Requirement: From the entries below, copy every line holding the word "value".

==== Input for this task

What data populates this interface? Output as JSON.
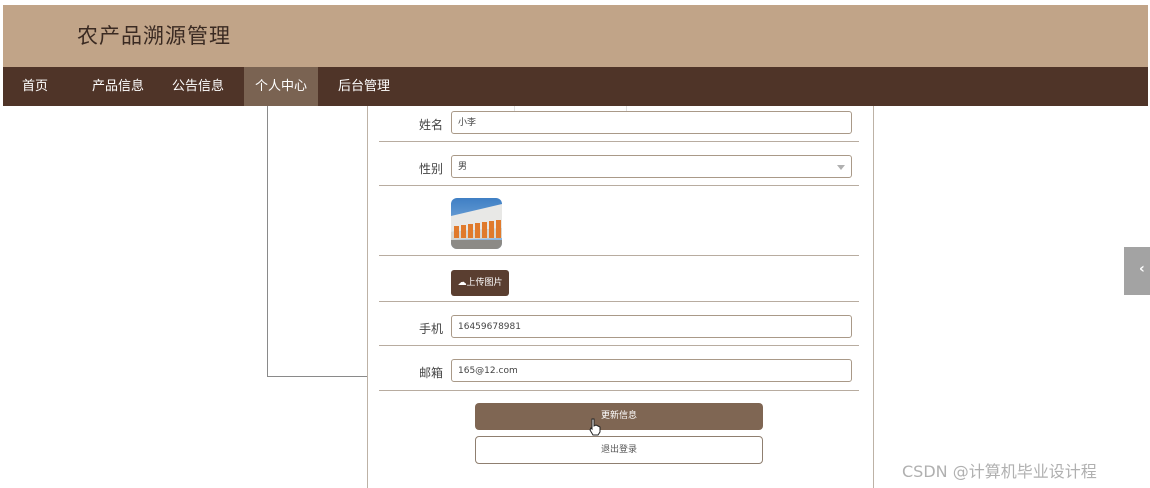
{
  "header": {
    "title": "农产品溯源管理"
  },
  "nav": {
    "items": [
      {
        "label": "首页"
      },
      {
        "label": "产品信息"
      },
      {
        "label": "公告信息"
      },
      {
        "label": "个人中心"
      },
      {
        "label": "后台管理"
      }
    ],
    "active": "个人中心"
  },
  "form": {
    "name": {
      "label": "姓名",
      "value": "小李"
    },
    "gender": {
      "label": "性别",
      "value": "男"
    },
    "upload_label": "上传图片",
    "phone": {
      "label": "手机",
      "value": "16459678981"
    },
    "email": {
      "label": "邮箱",
      "value": "165@12.com"
    },
    "update_label": "更新信息",
    "logout_label": "退出登录"
  },
  "watermark": "CSDN @计算机毕业设计程",
  "icons": {
    "upload": "cloud-upload-icon",
    "side_toggle": "chevron-left-icon",
    "cursor": "hand-pointer-icon"
  },
  "colors": {
    "header_bg": "#c1a488",
    "nav_bg": "#4f3428",
    "nav_active": "#7a6352",
    "button_primary": "#7f6653"
  }
}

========

Exercise response:
      "value": "小李"
      "value": "男"
      "value": "16459678981"
      "value": "165@12.com"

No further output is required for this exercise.